Like the heroine from the silent film saga, "The Perils of Pauline," the American economy faces yet another danger: underfunded corporate pension plans.
The traditional pension plans offered by 360 of the 500 companies in Standard & Poor's 500 index are underfunded by about $243 billion, according to a study by Credit Suisse First Boston. These companies will have to make this up in the years ahead by cutting costs, investing less, or paying smaller dividends.
"It's another element of the fallout from the bear market," says Paul Kasriel, an economist with Northern Trust Co. in Chicago. "It's a drag on the economy."
A large chunk of the money in pension funds was tied to the stock market. But unlike Pauline, the funds haven't been rescued by a hero. A major upturn in stock prices certainly would help.
Yet the funding shortfalls are not a big threat for most of the 34 million retirees or employees in the United States covered by traditional "defined-benefit" pensions. These plans are insured by the Pension Benefit Guarantee Corp. (PBGC) should their firms go bankrupt. The government agency covers pensions, up to a limit $42,954 per year for a 65-year-old worker retiring this year.
"Thank God!" says Alicia Munnell, a pension expert at Boston College. "The PBGC is going to be sorely tested in the years ahead."
So far, the PBGC is in good financial shape. As of June 30, it had a surplus, measured on an actuarial basis, of $4.8 billion. That's down from $9.7 billion at the end of fiscal 2000. This surplus is likely to shrink further with the current wave of corporate bankruptcies. The agency was paying the pensions of 268,000 retirees at the end of fiscal 2001. By now, that number has probably risen to close to 400,000.
Nonetheless, the PBGC has enough cash to pay benefits for "the foreseeable future," says spokesman Jeffrey Speicher.
The 1990s boom helped the PBGC move into the black six years ago. Before then, it had operated in the red for 22 years, using premiums paid by firms for pension insurance plus any assets on hand to cover benefits.
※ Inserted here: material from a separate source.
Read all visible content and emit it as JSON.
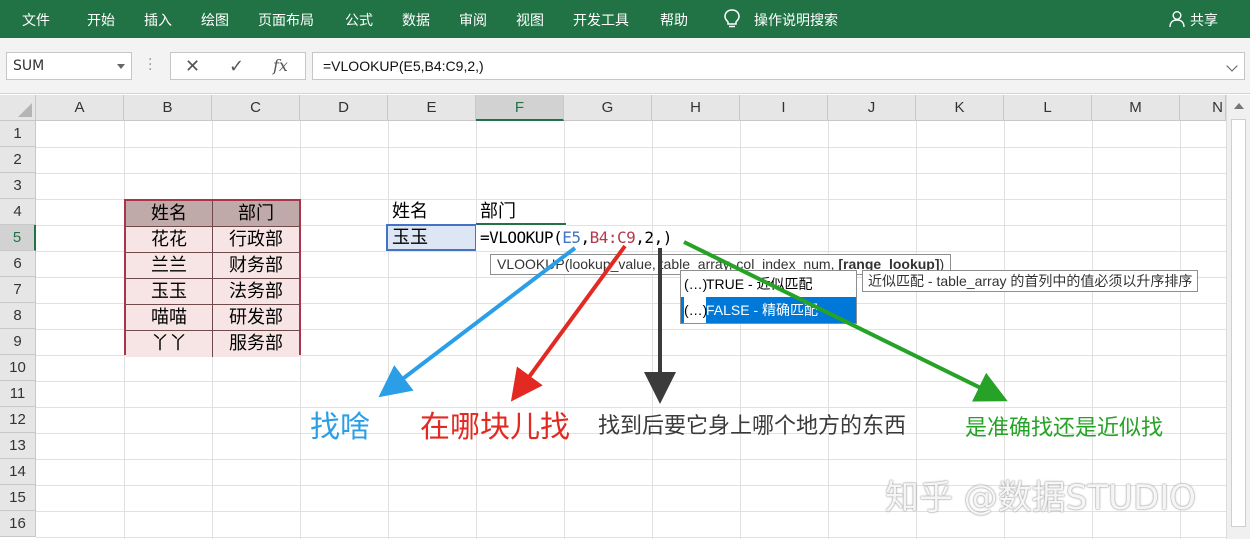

For some big companies, the underfunding of pensions presents other problems. Last month, Standard & Poor's downgraded debt issued by General Motors to BBB, a grade just two notches above junk status. A major reason for this humiliation was that GM's pension underfunding is expected to rise to more than $21 billion at the end of the year, up from $9 billion last year.
That's happening despite a $2.2 billion injection by GM into its $67 billion pension fund this year. That additional cash equates to more than $400 per car sold this year. That's money that can't be invested into new models or paid in dividends.
Somewhat less underfunded are the pension plans of the other big American auto companies Ford and Chrysler.
IBM is also underfunded. In announcing third-quarter earnings, it said it would add $1.5 billion annually over the next three years to fully fund its pension plan by 2005. That represents about 20 percent of IBM's free cash flow in the past four quarters.
"Ouch!" exclaims Mr. Kasriel. "Less left over for Big Blue to use for stock buybacks."
During the stock-market boom of the 1990s, many companies were able to add the excess funding in their pension funds to operating earnings. Though the money had to be actually left in the pension fund, it made the books look good.
Because of today's low interest rates, stock-market blues, and funding rules, many firms now will have to trim the projected earnings rate of their pension funds, often about 9 percent. That will compound the underfunding problem.
There are incentives to keep up pension funding when possible. If a company's plan is less than 90 percent funded for two of the past three years, it must pay the PBGC an extra annual premium of $9 for every $1,000 of underfunding. And it must inform employees of the underfunding.
Over the past 15 years, defined-benefit pension plans have declined in importance. There were 112,000 such plans in 1985 and only 35,000 last year. The drop is attributed to more and more companies switching to cheaper, defined-contribution plans, like 401(k)s. With these plans, the employee takes the investment risk, not the company. The assets in these plans are portable. An employee switching jobs can take them along if he or she does the paperwork. But they are not insured.
With stock prices down, and Republican plans to privatize Social Security on hold, some Americans are concerned about the security of their retirement nest eggs.
Paul Weinstein, an economist at the Progressive Policy Institute in Washington, is promoting a universal pension plan to help the 50 percent of Americans with no pension aside from Social Security. It would be subsidized by government and simplify the present complex system. A few key Democrats have taken up the idea, introducing legislation, even using it on the campaign trail. But it's a long way from reality.